Story and Illustration by CLIFF THOMAS
My first realization that I needed to make my own money was in the fifth grade. It was 1977. Star Wars had just come out. I wanted action figures.
My mom and dad were great about buying them for me, but once they acquired the movie’s starring cast they thought the job was done. They couldn’t understand the importance of having a full squadron of stormtroopers or enough aliens to populate the cantina. After a bit of negotiating, I managed some additions to my basic chores in the form of a list of extras. To the right of each item a number showed how much I could earn upon completion of that particular task. With proper scheduling I could not only build a rebel alliance, I could afford a few X-Wings for special missions, too.
By middle school I was selling holiday and greeting cards door to door. Over the next few years I would help clean chicken houses, follow a flatbed trailer through the fields loading square bails and mow many a neighbor’s lawn. But the first real job I had, the first be-there-on-time-clock-in-clock out-organize-your-weekly-schedule-around-your-work-job was for Dickey Motors.
Dickey Motors was a small used car lot owned by Bruce Dickey. That name will be familiar to many of you I suspect Bruce has done quite a few things in Russellville for nearly a half century now. When I met him he was building his own home. He hired me to help him move tools and equipment. I can’t imagine that my sixth-grade self was that much benefit to him, but he did pay me and he was fun to be around. At that time he was also dabbling in photography and selling his own pottery. Bruce was a neighbor so landing the job at his lot a few years later wasn’t hard. He needed someone to detail cars and I needed to put gas in my newly acquired 65 Bel Air.
Detailing cars was, as I said, the job description but that was just the beginning. There was so much more and all of it was a blast. If a vehicle needed repairs Bruce would tell me to do it. My first effort was replacing the water pump on a 1971 Chevelle, thing is, I didn’t really know how to do it. I thoroughly messed up the gasket. Bruce helped me take it apart and showed me where I’d gone wrong. We fixed it together and it worked perfectly. After it sold I would sometimes see it in town and I always got a swell of pride. In addition to repairing cars, I also got to help steal a couple. OK, that’s not entirely accurate. We were in fact quite legally repossessing them, and usually after Bruce had been incredibly generous about helping the owner arrange to cover the missed payments. But at 16 sneaking up to a home and taking a car away, that’s exciting. Not as exciting as hanging out of an airplane as it skims the treetops, but exciting. And I’m not quite to that part of the story yet.
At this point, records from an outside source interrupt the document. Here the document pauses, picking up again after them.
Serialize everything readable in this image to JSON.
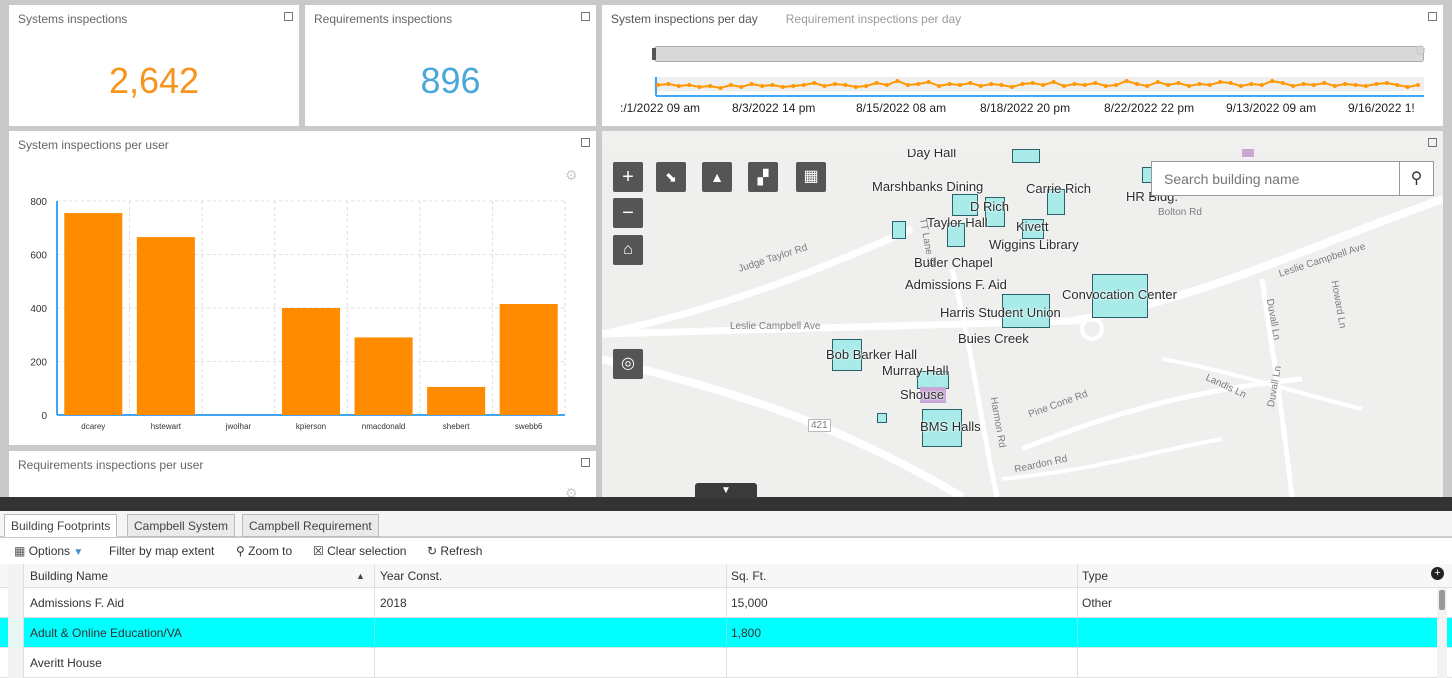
{
  "panels": {
    "systems": {
      "title": "Systems inspections",
      "value": "2,642",
      "color": "#f7941d"
    },
    "requirements": {
      "title": "Requirements inspections",
      "value": "896",
      "color": "#4aa8d8"
    },
    "per_day": {
      "tab_active": "System inspections per day",
      "tab_inactive": "Requirement inspections per day",
      "x_labels": [
        ":/1/2022 09 am",
        "8/3/2022 14 pm",
        "8/15/2022 08 am",
        "8/18/2022 20 pm",
        "8/22/2022 22 pm",
        "9/13/2022 09 am",
        "9/16/2022 1!"
      ]
    },
    "per_user": {
      "title": "System inspections per user"
    },
    "req_per_user": {
      "title": "Requirements inspections per user"
    }
  },
  "chart_data": {
    "type": "bar",
    "categories": [
      "dcarey",
      "hstewart",
      "jwolhar",
      "kpierson",
      "nmacdonald",
      "shebert",
      "swebb6"
    ],
    "values": [
      755,
      665,
      0,
      400,
      290,
      105,
      415
    ],
    "ylim": [
      0,
      800
    ],
    "yticks": [
      "0",
      "200",
      "400",
      "600",
      "800"
    ],
    "bar_color": "#ff8c00",
    "grid": true
  },
  "map": {
    "search_placeholder": "Search building name",
    "labels": [
      "Day Hall",
      "Marshbanks Dining",
      "Carrie Rich",
      "HR Bldg.",
      "D Rich",
      "Taylor Hall",
      "Kivett",
      "Wiggins Library",
      "Butler Chapel",
      "Admissions F. Aid",
      "Convocation Center",
      "Harris Student Union",
      "Buies Creek",
      "Bob Barker Hall",
      "Murray Hall",
      "Shouse",
      "BMS Halls"
    ],
    "roads": [
      "Judge Taylor Rd",
      "Leslie Campbell Ave",
      "Leslie Campbell Ave",
      "Bolton Rd",
      "TT Lane St",
      "Duvall Ln",
      "Howard Ln",
      "Landis Ln",
      "Duvall Ln",
      "Pine Cone Rd",
      "Harmon Rd",
      "Reardon Rd",
      "421"
    ],
    "buttons": [
      "+",
      "−"
    ]
  },
  "table": {
    "tabs": [
      "Building Footprints",
      "Campbell System",
      "Campbell Requirement"
    ],
    "toolbar": {
      "options": "Options",
      "filter": "Filter by map extent",
      "zoom": "Zoom to",
      "clear": "Clear selection",
      "refresh": "Refresh"
    },
    "columns": [
      "Building Name",
      "Year Const.",
      "Sq. Ft.",
      "Type"
    ],
    "rows": [
      [
        "Admissions F. Aid",
        "2018",
        "15,000",
        "Other"
      ],
      [
        "Adult & Online Education/VA",
        "",
        "1,800",
        ""
      ],
      [
        "Averitt House",
        "",
        "",
        ""
      ]
    ],
    "highlight_color": "#00ffff"
  }
}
The airplane rides were an entirely unexpected benefit. Bruce was getting his pilot’s license and looked for any opportunity to fly. He would buy a car in Morrilton or maybe Oklahoma and he would fly me to its location and I’d drive it back to Russellville. I was getting paid to ride in an airplane! As if that weren’t enough, Bruce had a new idea. He’d taken aerial photos of some of his friends’ homes and given them as gifts. Everyone really loved them so he thought maybe we could sell some.
I think what I am about to describe would probably get someone arrested today, but it was 1982 and things were a bit more relaxed then. I’m also pretty sure that the statute of limitations on child endangerment is well expired after three plus decades. I can’t remember if we removed only the windows, but I really do think that we actually took the doors off. I can remember the incredible wind as Bruce flew, it seems to me now, mere feet above the treetops. I can remember how I gripped his camera as he tipped the wing on my side of the plane, pointing at the homes he wanted photographed. And I can remember my heart thudding against the harness as I hung there shooting pictures, the plane nearly perpendicular to the ground to afford the best view. Did I mention that he was actually paying me to do this?
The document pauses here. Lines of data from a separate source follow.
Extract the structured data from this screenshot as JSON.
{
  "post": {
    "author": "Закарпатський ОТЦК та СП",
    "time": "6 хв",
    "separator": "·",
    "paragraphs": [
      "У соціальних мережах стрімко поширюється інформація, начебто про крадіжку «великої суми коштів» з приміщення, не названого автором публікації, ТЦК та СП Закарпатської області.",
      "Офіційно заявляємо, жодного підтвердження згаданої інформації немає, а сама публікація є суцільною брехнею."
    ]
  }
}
After a day of shooting, Bruce developed small sample pictures. I would return to the area and go door to door. We gave them the 3×5 as a gift, and if they were interested they could buy larger prints that Bruce would develop and I would deliver. I can remember that I really wanted to sell copies, not just for the additional commission I’d earn but so we could go up again.
Bruce eventually sold or closed the business to spend time building a larger home for his growing family. I know he actually taught building trades at the Career Center for a while. I haven’t seen him in years but I know that he now hand builds guitars and other string instruments, and I’ve seen on Facebook that he has traveled the globe with a missionary group helping on building projects.
As summer jobs go, I knew the one at Dickey Motors was great. I managed to keep the Chevy rolling to Whatta-Burger, and I always had enough cash to buy a double. What I didn’t realize at the time was that I was learning something really important. Bruce was the first person I’d ever been around who approached work as more than a way to make money. It was important to him that he have fun doing it. That stuck. I’ve managed to hold on to that, always finding something to enjoy, if not love, in whatever I’m doing to pay the bills…and of course keep a full squad of stormtroopers.